| Task brief |
Every entry in the data that follows should come back exactly, pictures aside.

Items from a data source:
- - - - -

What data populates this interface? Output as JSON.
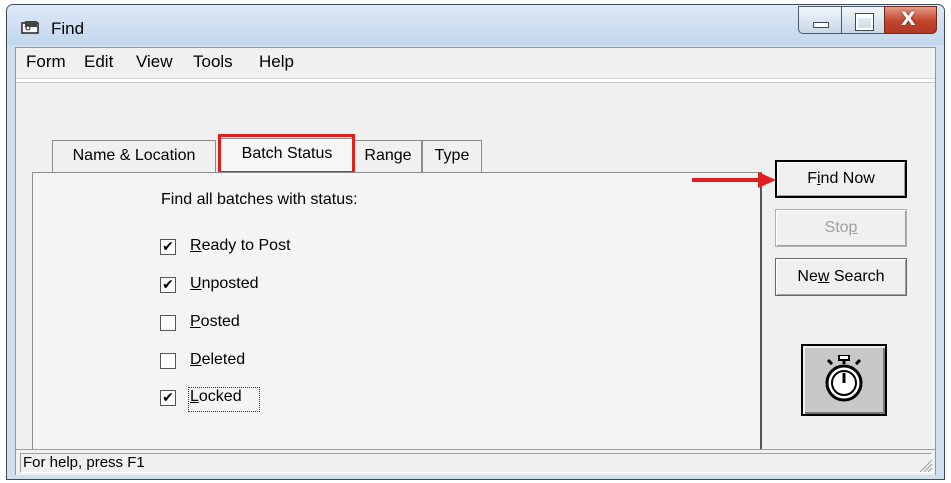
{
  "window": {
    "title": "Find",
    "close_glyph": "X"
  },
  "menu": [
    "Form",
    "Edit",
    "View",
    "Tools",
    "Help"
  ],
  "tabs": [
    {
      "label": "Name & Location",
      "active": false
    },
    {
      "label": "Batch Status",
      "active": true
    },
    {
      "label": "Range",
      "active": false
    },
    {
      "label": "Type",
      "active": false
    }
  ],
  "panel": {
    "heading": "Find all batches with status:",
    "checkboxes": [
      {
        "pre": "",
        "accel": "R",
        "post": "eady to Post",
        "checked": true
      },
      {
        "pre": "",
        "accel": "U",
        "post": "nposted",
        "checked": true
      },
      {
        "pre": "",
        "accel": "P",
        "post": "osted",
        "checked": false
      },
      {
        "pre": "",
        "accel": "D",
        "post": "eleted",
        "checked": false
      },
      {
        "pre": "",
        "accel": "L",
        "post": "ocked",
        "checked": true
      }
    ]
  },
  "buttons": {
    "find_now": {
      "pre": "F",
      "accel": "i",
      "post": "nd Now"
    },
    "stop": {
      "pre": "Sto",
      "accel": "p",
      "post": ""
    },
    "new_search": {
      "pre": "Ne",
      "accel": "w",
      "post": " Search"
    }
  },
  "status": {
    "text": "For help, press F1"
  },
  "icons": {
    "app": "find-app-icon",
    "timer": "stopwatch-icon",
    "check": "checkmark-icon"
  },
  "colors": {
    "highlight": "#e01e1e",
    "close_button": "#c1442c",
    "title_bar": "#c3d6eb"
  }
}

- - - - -

| Result below |
What data populates this interface? Output as JSON.
{
  "window": {
    "title": "Find",
    "close_glyph": "X"
  },
  "menu": [
    "Form",
    "Edit",
    "View",
    "Tools",
    "Help"
  ],
  "tabs": [
    {
      "label": "Name & Location",
      "active": false
    },
    {
      "label": "Batch Status",
      "active": true
    },
    {
      "label": "Range",
      "active": false
    },
    {
      "label": "Type",
      "active": false
    }
  ],
  "panel": {
    "heading": "Find all batches with status:",
    "checkboxes": [
      {
        "pre": "",
        "accel": "R",
        "post": "eady to Post",
        "checked": true
      },
      {
        "pre": "",
        "accel": "U",
        "post": "nposted",
        "checked": true
      },
      {
        "pre": "",
        "accel": "P",
        "post": "osted",
        "checked": false
      },
      {
        "pre": "",
        "accel": "D",
        "post": "eleted",
        "checked": false
      },
      {
        "pre": "",
        "accel": "L",
        "post": "ocked",
        "checked": true
      }
    ]
  },
  "buttons": {
    "find_now": {
      "pre": "F",
      "accel": "i",
      "post": "nd Now"
    },
    "stop": {
      "pre": "Sto",
      "accel": "p",
      "post": ""
    },
    "new_search": {
      "pre": "Ne",
      "accel": "w",
      "post": " Search"
    }
  },
  "status": {
    "text": "For help, press F1"
  },
  "icons": {
    "app": "find-app-icon",
    "timer": "stopwatch-icon",
    "check": "checkmark-icon"
  },
  "colors": {
    "highlight": "#e01e1e",
    "close_button": "#c1442c",
    "title_bar": "#c3d6eb"
  }
}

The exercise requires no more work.